If you really are a Christian, you are not your own. You belong to an Owner, a Master. However, the difference in this case is, whether you realize it or not, you are truly free.

When we live for self, we are a prisoner to sin and its originator, Satan. When we try to obey the Law to obtain righteousness, we are a prisoner to the Law. When we obey Christ, we are a faithful servant who is “free indeed.” We are His friend.

“Ye are my friends, if ye do whatsoever I command you.” (John 15:14)

As good parents would never give harmful instruction to their children, God certainly would never lead us astray. When we obey Him, we are free to enjoy life to its fullest, knowing that He would never ask of us anything that would harm us.

BUT … you say, don’t Christians suffer? Yes. And God’s response is:

“And we know that all things work together for good to them that love God, to them who are the called according to his purpose.” (Romans 8:28)

This world is not our home. We are fenced in and bound by Satan’s restrictions, but in Jesus the fence has been removed. We are free to follow Him wherever He leads us, no fences, and He is always with us.

In these earthly bodies, we think too much in earthly terms, and need to allow God to change our thought pattern to thinking in spiritual terms.
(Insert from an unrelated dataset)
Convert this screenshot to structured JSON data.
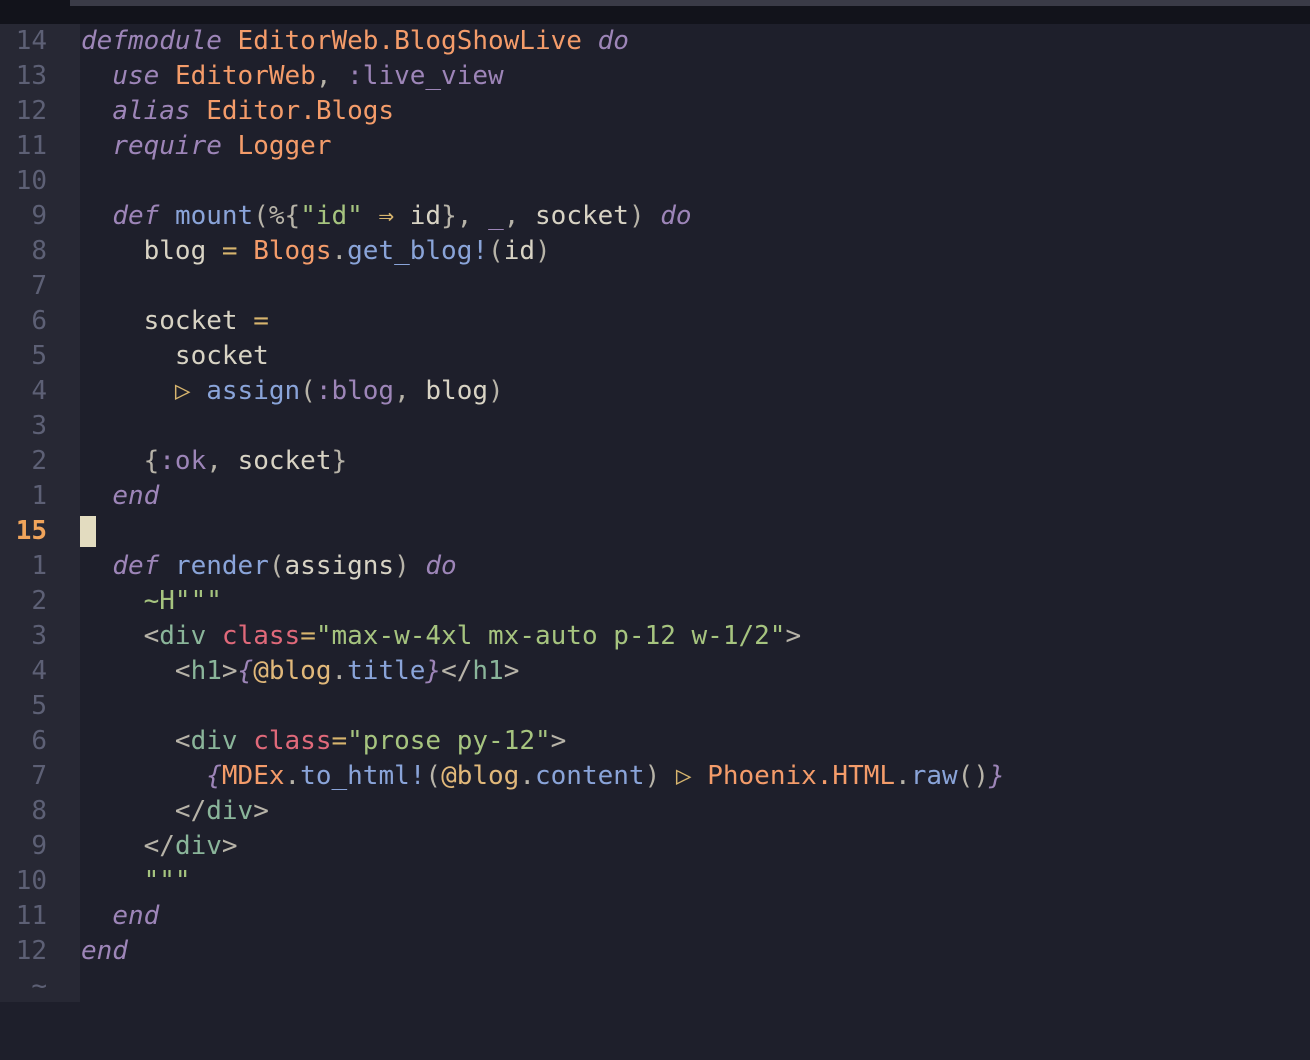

We can’t always understand why some things happen to us, but if we just trust Him, everything will work out “to His purpose.”

The teenager may think his/her parents are being cruel by restraining them from one area and guiding them toward another, but they will understand when they get older. When we reach our full maturity in Heaven, we will understand and see all things in a different light.

If you feel fenced-in in your life and are not a Christian, you will never enjoy freedom until you come to know Jesus Christ as your personal Savior. Then you can enjoy true freedom.

If you are a Christian and have these feelings of being fenced-in, your Savior is waiting to be your Lord. Only when He is your Lord do you then experience true and everlasting freedom. No more fences, just joy in serving Him. As His child you were free all along, but when you submit “all” of your independence to Him and trust Him, you experience that freedom.

Until we are a servant, a bond-servant no less (the lowliest of servants), of Christ, we are not free. However, by our submitting our will to His, we are then free. This certainly sounds like an oxymoron, but it isn’t. It’s Biblical. It’s the only way for the fences to be torn down and be truly free.